» **WHAT YOU NEED TO DO**: From the records below, please return each line that holds the word "vendor".

» **Dataset rows for apps and sites**:
————

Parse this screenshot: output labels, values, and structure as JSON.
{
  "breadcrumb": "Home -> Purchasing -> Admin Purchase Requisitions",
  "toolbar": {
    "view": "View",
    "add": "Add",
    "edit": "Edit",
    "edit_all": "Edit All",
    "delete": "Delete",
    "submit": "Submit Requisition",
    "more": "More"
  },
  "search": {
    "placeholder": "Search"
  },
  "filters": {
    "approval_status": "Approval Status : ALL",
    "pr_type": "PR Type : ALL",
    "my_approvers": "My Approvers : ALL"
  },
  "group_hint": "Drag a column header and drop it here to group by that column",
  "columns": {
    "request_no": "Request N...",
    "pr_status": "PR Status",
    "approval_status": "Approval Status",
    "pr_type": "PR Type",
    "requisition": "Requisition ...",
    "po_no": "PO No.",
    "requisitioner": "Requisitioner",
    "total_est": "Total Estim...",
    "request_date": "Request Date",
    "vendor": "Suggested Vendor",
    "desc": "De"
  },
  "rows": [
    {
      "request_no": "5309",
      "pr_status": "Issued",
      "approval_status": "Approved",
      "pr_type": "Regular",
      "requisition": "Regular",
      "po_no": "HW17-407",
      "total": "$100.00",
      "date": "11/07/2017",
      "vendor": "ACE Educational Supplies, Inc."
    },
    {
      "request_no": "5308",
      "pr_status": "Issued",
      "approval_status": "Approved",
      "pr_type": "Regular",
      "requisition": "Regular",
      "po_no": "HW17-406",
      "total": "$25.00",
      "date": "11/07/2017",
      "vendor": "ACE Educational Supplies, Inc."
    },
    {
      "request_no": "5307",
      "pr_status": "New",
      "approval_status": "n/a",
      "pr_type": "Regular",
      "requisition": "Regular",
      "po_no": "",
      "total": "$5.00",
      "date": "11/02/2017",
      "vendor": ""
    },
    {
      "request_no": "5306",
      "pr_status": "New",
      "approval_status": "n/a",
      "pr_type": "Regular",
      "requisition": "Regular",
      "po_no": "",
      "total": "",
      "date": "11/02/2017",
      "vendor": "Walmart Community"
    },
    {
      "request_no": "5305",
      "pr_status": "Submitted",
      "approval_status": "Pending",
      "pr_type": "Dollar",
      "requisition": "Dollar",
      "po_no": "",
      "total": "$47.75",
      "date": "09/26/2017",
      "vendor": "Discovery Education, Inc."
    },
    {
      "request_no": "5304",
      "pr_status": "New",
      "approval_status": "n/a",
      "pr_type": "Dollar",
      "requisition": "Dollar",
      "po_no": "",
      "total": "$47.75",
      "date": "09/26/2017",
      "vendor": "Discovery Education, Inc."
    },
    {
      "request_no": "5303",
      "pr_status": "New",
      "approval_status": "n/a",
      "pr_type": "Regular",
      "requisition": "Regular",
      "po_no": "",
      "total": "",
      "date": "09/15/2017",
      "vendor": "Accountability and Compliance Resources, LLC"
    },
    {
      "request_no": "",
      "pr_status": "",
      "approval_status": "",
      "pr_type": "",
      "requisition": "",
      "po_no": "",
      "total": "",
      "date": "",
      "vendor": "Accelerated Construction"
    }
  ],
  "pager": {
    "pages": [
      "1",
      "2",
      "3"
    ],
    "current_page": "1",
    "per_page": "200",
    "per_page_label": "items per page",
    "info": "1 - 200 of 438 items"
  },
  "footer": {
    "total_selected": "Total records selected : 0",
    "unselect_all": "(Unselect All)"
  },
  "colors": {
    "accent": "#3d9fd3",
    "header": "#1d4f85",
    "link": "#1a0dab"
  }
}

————

» **ANSWER FOR THIS EXERCISE**:
    "vendor": "Suggested Vendor",
      "vendor": "ACE Educational Supplies, Inc."
      "vendor": "ACE Educational Supplies, Inc."
      "vendor": ""
      "vendor": "Walmart Community"
      "vendor": "Discovery Education, Inc."
      "vendor": "Discovery Education, Inc."
      "vendor": "Accountability and Compliance Resources, LLC"
      "vendor": "Accelerated Construction"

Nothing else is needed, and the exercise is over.